The Game: Super Mouse is on the case. He’s trying to grab all the food from every level of the screen. While he’s on the case, cats are on the chase, trying to catch Super Mouse. Two blocks of cheese on the top levels of the screen can be dropped on top of the cats, or the cats can be tricked into chasing Super Mouse over a trap door that’ll dump them in a water tank. But the cats don’t stay gone for long. Super Mouse advances to a new level when he takes every piece of food back to his secret hideout. (Taito, 1982)
Memories: Barely remembered by anyone, Super Mouse was one of the hundreds of games that heralded the 1982 arcade “boom,” when no idea was too strange or too derivative.

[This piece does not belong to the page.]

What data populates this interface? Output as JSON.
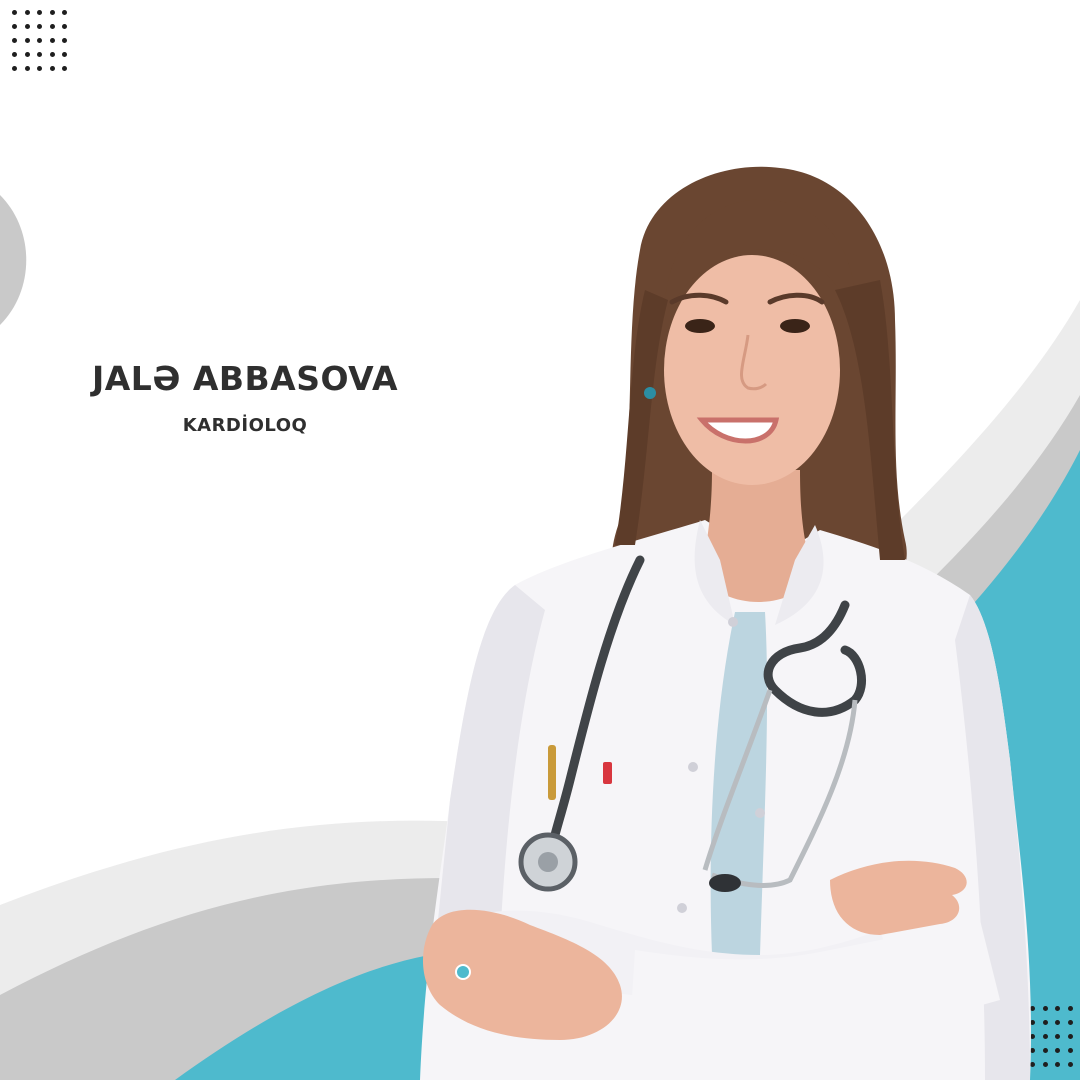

Super Mouse combines elements of Donkey Kong and Turtles (not exactly two games that one hears mentioned in the same breath a lot) to create something intriguingly unique. But it’s not all that and a piece of cheese.
Super Mouse is simply too tough. The odds are tilted too far in favor of the house: the player most likely won’t get very far in his attempt to help Super Mouse navigate the maze, evade the cats, and get all the good, and chances are that most players got discouraged far too easily by the difficulty level. (While I’m all in favor of making someone work to enjoy their 25 cents worth of fun, cutesy games like this often attracted younger players instead of a “hardcore” audience. Give ’em a break.)
Making things even stranger: if Super Mouse clears a level, the player is presented with a “slot machine” screen where he can try to rack up bonuses by lining up the pictures, fruit-machine-style. It’s a jarring departure from the more video-game-like structure of the rest of the game.
Super Mouse could’ve been a contender, maybe even the big cheese, but as it is, it squeaked by in the arcade, barely noticed.